- **Exercise**: Could you copy each line of the listing that holds "label"?

- **Input material**:
Content starts
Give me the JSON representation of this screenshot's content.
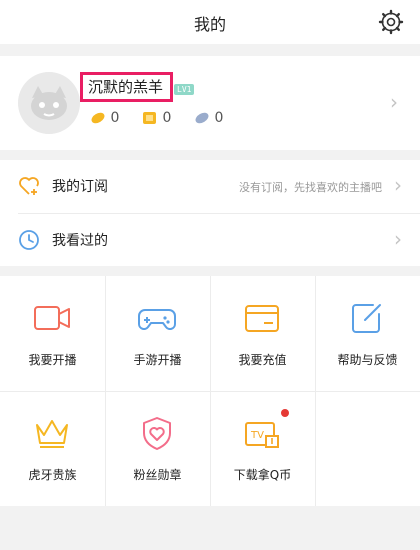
{
  "header": {
    "title": "我的"
  },
  "profile": {
    "username": "沉默的羔羊",
    "level": "LV1",
    "stats": [
      {
        "icon": "bean-icon",
        "value": "0"
      },
      {
        "icon": "coupon-icon",
        "value": "0"
      },
      {
        "icon": "silver-bean-icon",
        "value": "0"
      }
    ]
  },
  "list": [
    {
      "label": "我的订阅",
      "hint": "没有订阅，先找喜欢的主播吧",
      "icon": "heart-plus-icon"
    },
    {
      "label": "我看过的",
      "hint": "",
      "icon": "clock-icon"
    }
  ],
  "grid": [
    {
      "label": "我要开播",
      "icon": "video-camera-icon"
    },
    {
      "label": "手游开播",
      "icon": "gamepad-icon"
    },
    {
      "label": "我要充值",
      "icon": "wallet-icon"
    },
    {
      "label": "帮助与反馈",
      "icon": "edit-icon"
    },
    {
      "label": "虎牙贵族",
      "icon": "crown-icon"
    },
    {
      "label": "粉丝勋章",
      "icon": "heart-shield-icon"
    },
    {
      "label": "下载拿Q币",
      "icon": "tv-download-icon",
      "badge": true
    }
  ],
  "colors": {
    "highlight": "#e91e63",
    "accent": "#f5a623",
    "blue": "#5aa0e6",
    "red": "#f36d5a"
  }
}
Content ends
- **Response to this task**:
      "label": "我的订阅",
      "label": "我看过的",
      "label": "我要开播",
      "label": "手游开播",
      "label": "我要充值",
      "label": "帮助与反馈",
      "label": "虎牙贵族",
      "label": "粉丝勋章",
      "label": "下载拿Q币",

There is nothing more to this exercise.